“But I cannot and will not support a bill that undermines and jeopardizes due process, that curtails prosecutorial discretion, that makes it more difficult for victims in rural areas to find housing, that could weaken programs for female victims, that could re-victimize abused women and that undercuts Second Amendment rights."

Sticking points between the parties included language that would prohibit those convicted of misdemeanor stalking or domestic violence offenses from purchasing a firearm — a change from current policy which only restricts felons from gun purchases — allow transgender women access to women’s shelters and requirements for prisons to allow transgender people to be housed in facilities that match the gender they identify.

“This bill, as written, forces shelters and service providers under the power of federal law, shelters that may not even be equipped to place males in the same sleeping and showering quarters as women and children purely based on how that individual identifies,” Rep. Debbie Lesko (R-Ariz.) said on the floor. “These gaping holes in the law will put women and children at risk from predators who may have experienced trauma from male predators themselves.”

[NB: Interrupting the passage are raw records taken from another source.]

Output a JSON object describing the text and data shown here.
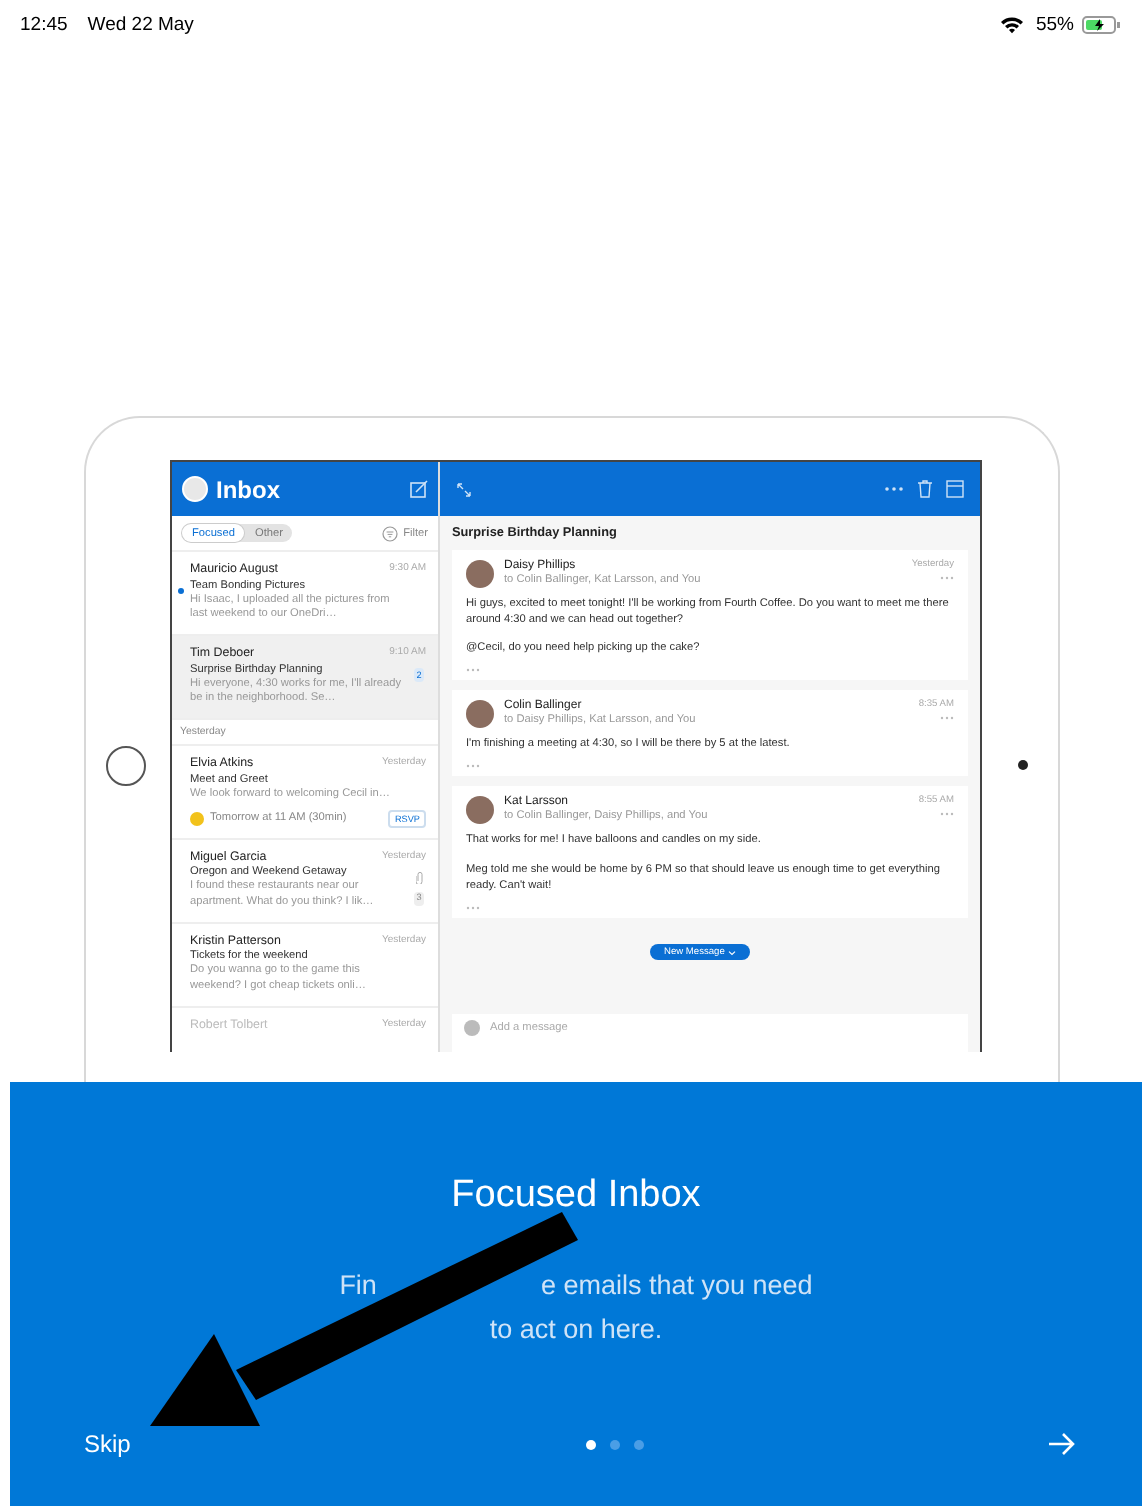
{
  "status_bar": {
    "time": "12:45",
    "date": "Wed 22 May",
    "battery": "55%"
  },
  "device_screen": {
    "inbox_pane": {
      "title": "Inbox",
      "tabs": [
        {
          "label": "Focused",
          "selected": true
        },
        {
          "label": "Other",
          "selected": false
        }
      ],
      "filter": "Filter",
      "groups": [
        {
          "messages": [
            {
              "sender": "Mauricio August",
              "time": "9:30 AM",
              "subject": "Team Bonding Pictures",
              "preview": "Hi Isaac, I uploaded all the pictures from last weekend to our OneDri…",
              "unread": true,
              "selected": false
            },
            {
              "sender": "Tim Deboer",
              "time": "9:10 AM",
              "subject": "Surprise Birthday Planning",
              "preview": "Hi everyone, 4:30 works for me, I'll already be in the neighborhood. Se…",
              "unread": false,
              "selected": true,
              "count": "2"
            }
          ]
        },
        {
          "heading": "Yesterday",
          "messages": [
            {
              "sender": "Elvia Atkins",
              "time": "Yesterday",
              "subject": "Meet and Greet",
              "preview": "We look forward to welcoming Cecil in…",
              "unread": false,
              "selected": false,
              "event": "Tomorrow at 11 AM (30min)",
              "rsvp": "RSVP"
            },
            {
              "sender": "Miguel Garcia",
              "time": "Yesterday",
              "subject": "Oregon and Weekend Getaway",
              "preview": "I found these restaurants near our apartment. What do you think? I lik…",
              "unread": false,
              "selected": false,
              "attachment": true,
              "count": "3"
            },
            {
              "sender": "Kristin Patterson",
              "time": "Yesterday",
              "subject": "Tickets for the weekend",
              "preview": "Do you wanna go to the game this weekend? I got cheap tickets onli…",
              "unread": false,
              "selected": false
            },
            {
              "sender": "Robert Tolbert",
              "time": "Yesterday",
              "unread": false,
              "selected": false
            }
          ]
        }
      ]
    },
    "reading_pane": {
      "subject": "Surprise Birthday Planning",
      "emails": [
        {
          "sender": "Daisy Phillips",
          "recipients": "to Colin Ballinger, Kat Larsson, and You",
          "time": "Yesterday",
          "body": [
            "Hi guys, excited to meet tonight! I'll be working from Fourth Coffee. Do you want to meet me there around 4:30 and we can head out together?",
            "@Cecil, do you need help picking up the cake?"
          ]
        },
        {
          "sender": "Colin Ballinger",
          "recipients": "to Daisy Phillips, Kat Larsson, and You",
          "time": "8:35 AM",
          "body": [
            "I'm finishing a meeting at 4:30, so I will be there by 5 at the latest."
          ]
        },
        {
          "sender": "Kat Larsson",
          "recipients": "to Colin Ballinger, Daisy Phillips, and You",
          "time": "8:55 AM",
          "body": [
            "That works for me! I have balloons and candles on my side.",
            "Meg told me she would be home by 6 PM so that should leave us enough time to get everything ready. Can't wait!"
          ]
        }
      ],
      "new_message_pill": "New Message",
      "compose_placeholder": "Add a message"
    }
  },
  "onboarding": {
    "title": "Focused Inbox",
    "subtitle_line_1": [
      "Fin",
      "e emails that you need"
    ],
    "subtitle_line_2": "to act on here.",
    "pages": [
      {
        "selected": true
      },
      {
        "selected": false
      },
      {
        "selected": false
      }
    ],
    "skip": "Skip"
  }
}
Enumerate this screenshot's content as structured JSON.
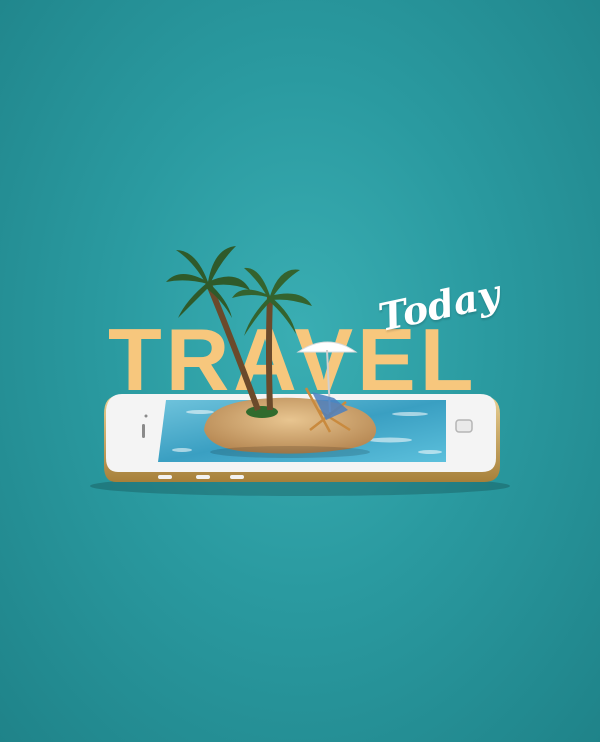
{
  "poster": {
    "title": "TRAVEL",
    "subtitle": "Today"
  },
  "colors": {
    "background": "#2a9aa0",
    "title": "#f7c77d",
    "subtitle": "#ffffff",
    "phone_body": "#f3f3f3",
    "phone_gold": "#c9a45c",
    "water": "#3fa7c9",
    "sand": "#d9b07a",
    "palm": "#2f5a2a"
  },
  "icons": [
    "palm-tree-icon",
    "beach-umbrella-icon",
    "deck-chair-icon",
    "smartphone-icon"
  ]
}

GOP leadership blasted Speaker Nancy PelosiNancy PelosiSenate passes .5 billion border bill, setting up fight with House Pelosi: Congress will receive election security briefing in July Trump says he spoke to Pelosi, McConnell on border package MORE for allowing VAWA to expire, alleging the California Democrat has politicized what has traditionally been a bipartisan issue and that she is responsible for a clean reauthorization not making it into the February spending bill. 

"We were for renewing it. Nancy Pelosi is the one that blocked it, she wanted it to expire because, like so many issues, she could use different people as pawns for her political games," House Minority Whip Steve ScaliseStephen (Steve) Joseph ScaliseTrump knocks Democrats on 'Open Borders' House passes .5B border funding bill Pelosi, Democratic leaders seek to quell liberal revolt over border bill MORE (R-La.) told reporters Thursday.

—Updated at 3:42 p.m.